What the New York Fed did was to “ thwart another institution’s fraud case against the bank,” and it also “agreed to give away what may be billions of dollars in potential legal claims.” Regulation is its own negation. The Fed released B.of A. “from all legal claims arising from losses in some mortgage-backed securities the Fed received when the government bailed out” A.I.G. in 2008. And, as part of A.I.G.’s case, the Fed let the bank “off the hook even as A.I.G. was seeking to recover $7 billion in losses on those very mortgage securities.” The rest, she writes, only “gets better,” i.e., more favors, more obstruction to B. of A. claimants, more razzle-dazzle on the Fed’s part concerning an entity, Maiden Lane II, to deny payments, switches of jurisdiction, “pennies on the dollar” settlements, every trick in the book to provide a shield behind which the bank could receive protection. Coincidentally, above the article, on the Internet edition, there was a paid advertisement for Obama entitled “Fireside Hangouts,” inviting the reader to a Google location where the president would answer questions. This sucking up to FDR, whose Fireside Chats were not flimflam, is an example of the emphasis placed on subterfuge and propaganda in the selling of administration policy. Fraud mortises the structure of banking policy—the legacy of both parties, the Democrats more adept, however, in creating a carnival atmosphere, while the Republicans, stone-deaf to the requirements of international capitalism, merely march forward to the 19th century, which even then knew better.

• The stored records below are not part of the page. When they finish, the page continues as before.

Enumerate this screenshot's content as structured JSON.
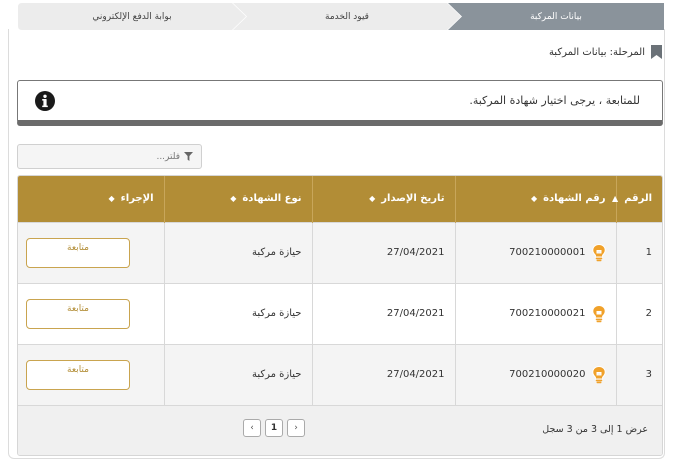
{
  "steps": [
    {
      "label": "بيانات المركبة",
      "state": "active"
    },
    {
      "label": "قيود الخدمة",
      "state": "inactive"
    },
    {
      "label": "بوابة الدفع الإلكتروني",
      "state": "inactive"
    }
  ],
  "stage": {
    "label": "المرحلة: بيانات المركبة"
  },
  "info": {
    "message": "للمتابعة ، يرجى اختيار شهادة المركبة."
  },
  "filter": {
    "placeholder": "فلتر..."
  },
  "table": {
    "headers": {
      "index": "الرقم",
      "certificate_no": "رقم الشهادة",
      "issue_date": "تاريخ الإصدار",
      "certificate_type": "نوع الشهادة",
      "action": "الإجراء"
    },
    "rows": [
      {
        "index": "1",
        "certificate_no": "700210000001",
        "issue_date": "27/04/2021",
        "certificate_type": "حيازة مركبة",
        "action": "متابعة"
      },
      {
        "index": "2",
        "certificate_no": "700210000021",
        "issue_date": "27/04/2021",
        "certificate_type": "حيازة مركبة",
        "action": "متابعة"
      },
      {
        "index": "3",
        "certificate_no": "700210000020",
        "issue_date": "27/04/2021",
        "certificate_type": "حيازة مركبة",
        "action": "متابعة"
      }
    ]
  },
  "footer": {
    "summary": "عرض 1 إلى 3 من 3 سجل",
    "current_page": "1"
  },
  "colors": {
    "accent": "#b28d36",
    "step_active": "#8a939b",
    "step_inactive": "#ececec",
    "bulb": "#f0a12a"
  }
}
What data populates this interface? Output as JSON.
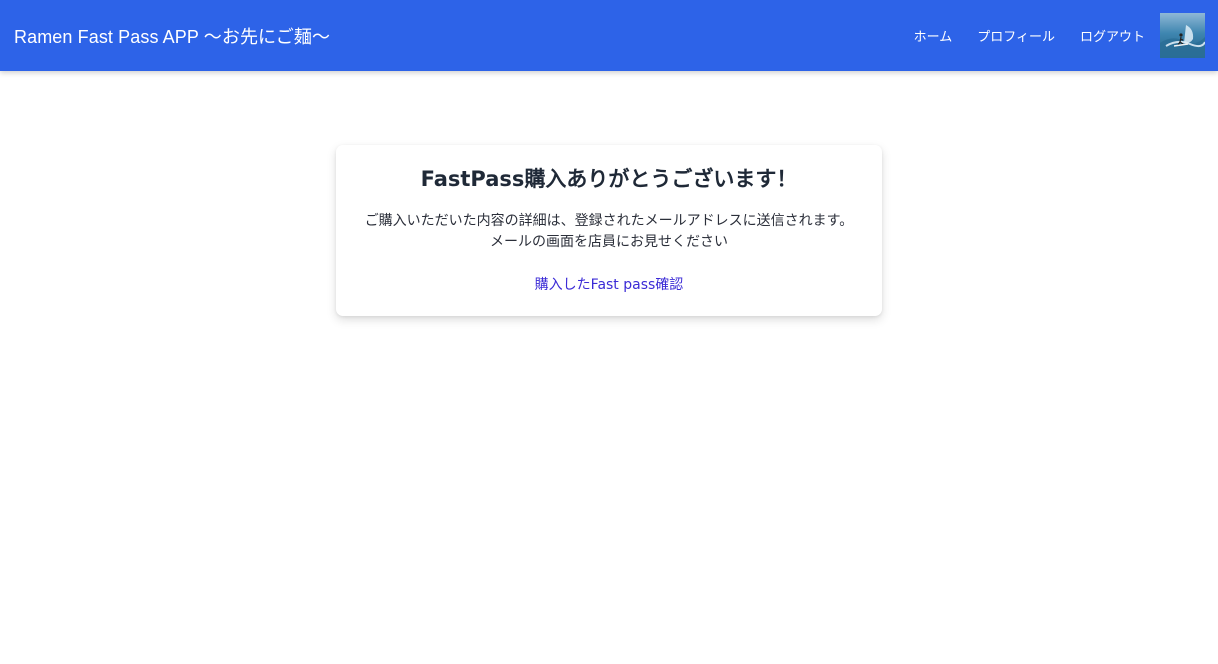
{
  "app": {
    "title": "Ramen Fast Pass APP 〜お先にご麺〜"
  },
  "nav": {
    "items": [
      {
        "label": "ホーム"
      },
      {
        "label": "プロフィール"
      },
      {
        "label": "ログアウト"
      }
    ],
    "avatar_icon": "user-avatar-surfer-photo"
  },
  "card": {
    "title": "FastPass購入ありがとうございます！",
    "message_line1": "ご購入いただいた内容の詳細は、登録されたメールアドレスに送信されます。",
    "message_line2": "メールの画面を店員にお見せください",
    "link_label": "購入したFast pass確認"
  },
  "colors": {
    "navbar": "#2d63e8",
    "link": "#3b2bd6",
    "title_text": "#1f2937"
  }
}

Norman Pollack is the author of “The Populist Response to Industrial America” (Harvard) and “The Just Polity” (Illinois), Guggenheim Fellow, and professor of history emeritus, Michigan State University.